It was a spunky a little number. It could be fun to drive. It had some zip. It was a fun little fling while it lasted, based on simple reliability, economy and fitting into the parameters of my life at that time.
The RAV4 feels more like a grown up car. It has just about everything except bells and whistles. I waited years to have a car with a CD player in it, but now I don't need one because I have a car with an IPod jack in it. It has 10 air bags (11 if you include me). I sit it in and hear the Pursuit of Happiness song  "I'm an adult now" racing through my head. It has space for all the things my life needs to make space for - from people to all the stuff George Carlin often talked about. It has a seriousness about it - like serious power and acceleration with a V6 engine.
Still, it is difficult to move on from one you've loved and lost.
One of my favorite adventures with the Corolla was the day the town of Wiscasset  made pieces of Maine history available to the public. The old schooners, the Hesper and Luther Little, had rested and rotted in the river for decades. They were icons for those that drove Route 1 on a regular basis. Time had taken its toll on them though. What hadn't broken apart and washed away was dredged up and dumped at the transfer station. Word was sent out that anyone interested in souvenirs of these two beloved vessels, could rummage through the debris on a particular fall morning.
There I was bright and early ready to load up that Corolla with ship debris. You wouldn't believe how many schooner pieces you can stuff into a Corolla. I have one bean that was a good foot thick and about one Corolla in length. I barely fit across my backseat. I swear the Corolla sucked in its gut and held its breath as I slammed the backseat doors.  I piled smaller pieces on top of it and loaded up the trunk. I dreamed of what I could have done had I had a truck, but the Corolla gave me every inch of space it could.
My plan was to put these pieces on display at our cottage in Owls Head. But I couldn't deliver them directly that day. I had to cover a playoff soccer game in Auburn that afternoon. After that game went to penalty kicks, I raced down to Portland to cover a Pirates hockey game. It wasn't until about 11 p.m. that I headed for Owls Head.
By the time I arrived, I didn't feel like emptying my car of the Hesper and Luther Little. So those pieces of maritime antiques sat in my car overnight. The next day, they were proudly put on display while the Corolla wreaked of an old ship for a couple weeks.
When I emptied my trunk before saying goodbye to the Corolla this week, there was a tiny sliver of wood way in the back. I assumed it was a piece left over from that day. I hoped it would increase the value of my Corolla but it didn't. Neither did the antique cassette tape that has been stuck in the cassette player for five or six years now.
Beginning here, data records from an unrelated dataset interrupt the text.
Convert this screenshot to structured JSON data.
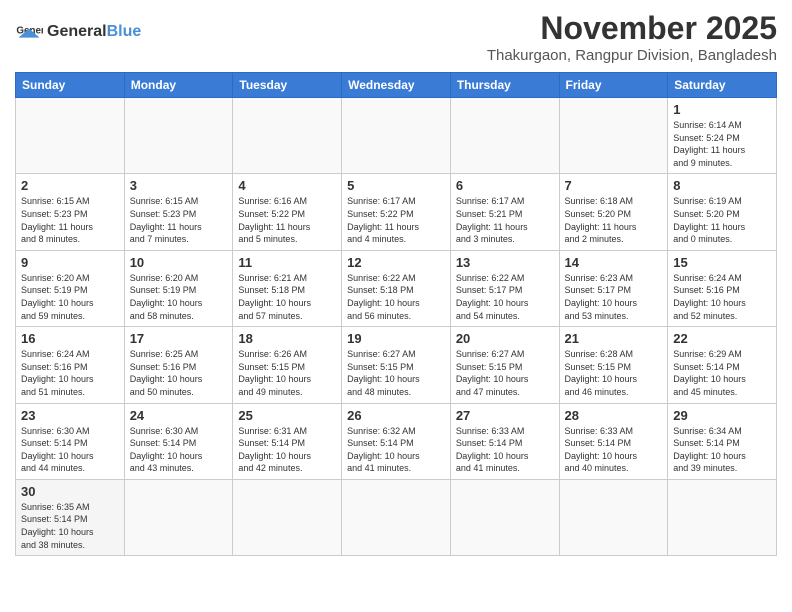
{
  "header": {
    "logo_general": "General",
    "logo_blue": "Blue",
    "month": "November 2025",
    "location": "Thakurgaon, Rangpur Division, Bangladesh"
  },
  "weekdays": [
    "Sunday",
    "Monday",
    "Tuesday",
    "Wednesday",
    "Thursday",
    "Friday",
    "Saturday"
  ],
  "weeks": [
    [
      {
        "day": "",
        "info": ""
      },
      {
        "day": "",
        "info": ""
      },
      {
        "day": "",
        "info": ""
      },
      {
        "day": "",
        "info": ""
      },
      {
        "day": "",
        "info": ""
      },
      {
        "day": "",
        "info": ""
      },
      {
        "day": "1",
        "info": "Sunrise: 6:14 AM\nSunset: 5:24 PM\nDaylight: 11 hours\nand 9 minutes."
      }
    ],
    [
      {
        "day": "2",
        "info": "Sunrise: 6:15 AM\nSunset: 5:23 PM\nDaylight: 11 hours\nand 8 minutes."
      },
      {
        "day": "3",
        "info": "Sunrise: 6:15 AM\nSunset: 5:23 PM\nDaylight: 11 hours\nand 7 minutes."
      },
      {
        "day": "4",
        "info": "Sunrise: 6:16 AM\nSunset: 5:22 PM\nDaylight: 11 hours\nand 5 minutes."
      },
      {
        "day": "5",
        "info": "Sunrise: 6:17 AM\nSunset: 5:22 PM\nDaylight: 11 hours\nand 4 minutes."
      },
      {
        "day": "6",
        "info": "Sunrise: 6:17 AM\nSunset: 5:21 PM\nDaylight: 11 hours\nand 3 minutes."
      },
      {
        "day": "7",
        "info": "Sunrise: 6:18 AM\nSunset: 5:20 PM\nDaylight: 11 hours\nand 2 minutes."
      },
      {
        "day": "8",
        "info": "Sunrise: 6:19 AM\nSunset: 5:20 PM\nDaylight: 11 hours\nand 0 minutes."
      }
    ],
    [
      {
        "day": "9",
        "info": "Sunrise: 6:20 AM\nSunset: 5:19 PM\nDaylight: 10 hours\nand 59 minutes."
      },
      {
        "day": "10",
        "info": "Sunrise: 6:20 AM\nSunset: 5:19 PM\nDaylight: 10 hours\nand 58 minutes."
      },
      {
        "day": "11",
        "info": "Sunrise: 6:21 AM\nSunset: 5:18 PM\nDaylight: 10 hours\nand 57 minutes."
      },
      {
        "day": "12",
        "info": "Sunrise: 6:22 AM\nSunset: 5:18 PM\nDaylight: 10 hours\nand 56 minutes."
      },
      {
        "day": "13",
        "info": "Sunrise: 6:22 AM\nSunset: 5:17 PM\nDaylight: 10 hours\nand 54 minutes."
      },
      {
        "day": "14",
        "info": "Sunrise: 6:23 AM\nSunset: 5:17 PM\nDaylight: 10 hours\nand 53 minutes."
      },
      {
        "day": "15",
        "info": "Sunrise: 6:24 AM\nSunset: 5:16 PM\nDaylight: 10 hours\nand 52 minutes."
      }
    ],
    [
      {
        "day": "16",
        "info": "Sunrise: 6:24 AM\nSunset: 5:16 PM\nDaylight: 10 hours\nand 51 minutes."
      },
      {
        "day": "17",
        "info": "Sunrise: 6:25 AM\nSunset: 5:16 PM\nDaylight: 10 hours\nand 50 minutes."
      },
      {
        "day": "18",
        "info": "Sunrise: 6:26 AM\nSunset: 5:15 PM\nDaylight: 10 hours\nand 49 minutes."
      },
      {
        "day": "19",
        "info": "Sunrise: 6:27 AM\nSunset: 5:15 PM\nDaylight: 10 hours\nand 48 minutes."
      },
      {
        "day": "20",
        "info": "Sunrise: 6:27 AM\nSunset: 5:15 PM\nDaylight: 10 hours\nand 47 minutes."
      },
      {
        "day": "21",
        "info": "Sunrise: 6:28 AM\nSunset: 5:15 PM\nDaylight: 10 hours\nand 46 minutes."
      },
      {
        "day": "22",
        "info": "Sunrise: 6:29 AM\nSunset: 5:14 PM\nDaylight: 10 hours\nand 45 minutes."
      }
    ],
    [
      {
        "day": "23",
        "info": "Sunrise: 6:30 AM\nSunset: 5:14 PM\nDaylight: 10 hours\nand 44 minutes."
      },
      {
        "day": "24",
        "info": "Sunrise: 6:30 AM\nSunset: 5:14 PM\nDaylight: 10 hours\nand 43 minutes."
      },
      {
        "day": "25",
        "info": "Sunrise: 6:31 AM\nSunset: 5:14 PM\nDaylight: 10 hours\nand 42 minutes."
      },
      {
        "day": "26",
        "info": "Sunrise: 6:32 AM\nSunset: 5:14 PM\nDaylight: 10 hours\nand 41 minutes."
      },
      {
        "day": "27",
        "info": "Sunrise: 6:33 AM\nSunset: 5:14 PM\nDaylight: 10 hours\nand 41 minutes."
      },
      {
        "day": "28",
        "info": "Sunrise: 6:33 AM\nSunset: 5:14 PM\nDaylight: 10 hours\nand 40 minutes."
      },
      {
        "day": "29",
        "info": "Sunrise: 6:34 AM\nSunset: 5:14 PM\nDaylight: 10 hours\nand 39 minutes."
      }
    ],
    [
      {
        "day": "30",
        "info": "Sunrise: 6:35 AM\nSunset: 5:14 PM\nDaylight: 10 hours\nand 38 minutes."
      },
      {
        "day": "",
        "info": ""
      },
      {
        "day": "",
        "info": ""
      },
      {
        "day": "",
        "info": ""
      },
      {
        "day": "",
        "info": ""
      },
      {
        "day": "",
        "info": ""
      },
      {
        "day": "",
        "info": ""
      }
    ]
  ]
}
That day is one of the great memories I have of my Corolla. There were many more miles and many more adventures I had with that car. It served me well for a good many years.
I'll feel bad that I've left that Corolla for another love. But time moves on. Life changes. Some things don't last forever, especially if its rusts in Maine weather.
There's a new excitement to this new relationship. It offers me so much more than the Corolla ever could.  I hope this new relationship endures as well as the previous one did and the adventures we share are equally memorable.
 While the Corolla is likely headed for a scrap heap somewhere, I still have its key, a lot of great memories and a great appreciation for the reliability and dedication it showed me for so many years.
And if that isn't enough to keep me smiling, my RAV4 goes really, really fast !!!

1 comment:

  1. Ah yes, it's just like a relationship with someone, isn't it? With the way we perceive our vehicles sometimes, it's hard to let go of a companion who's been with you for so many miles and memories already, even if it's over due now. Glad to know you're truly happy with your RAV4. And hopefully, it'll last as long as you've had your Corolla.

    Spartan Toyota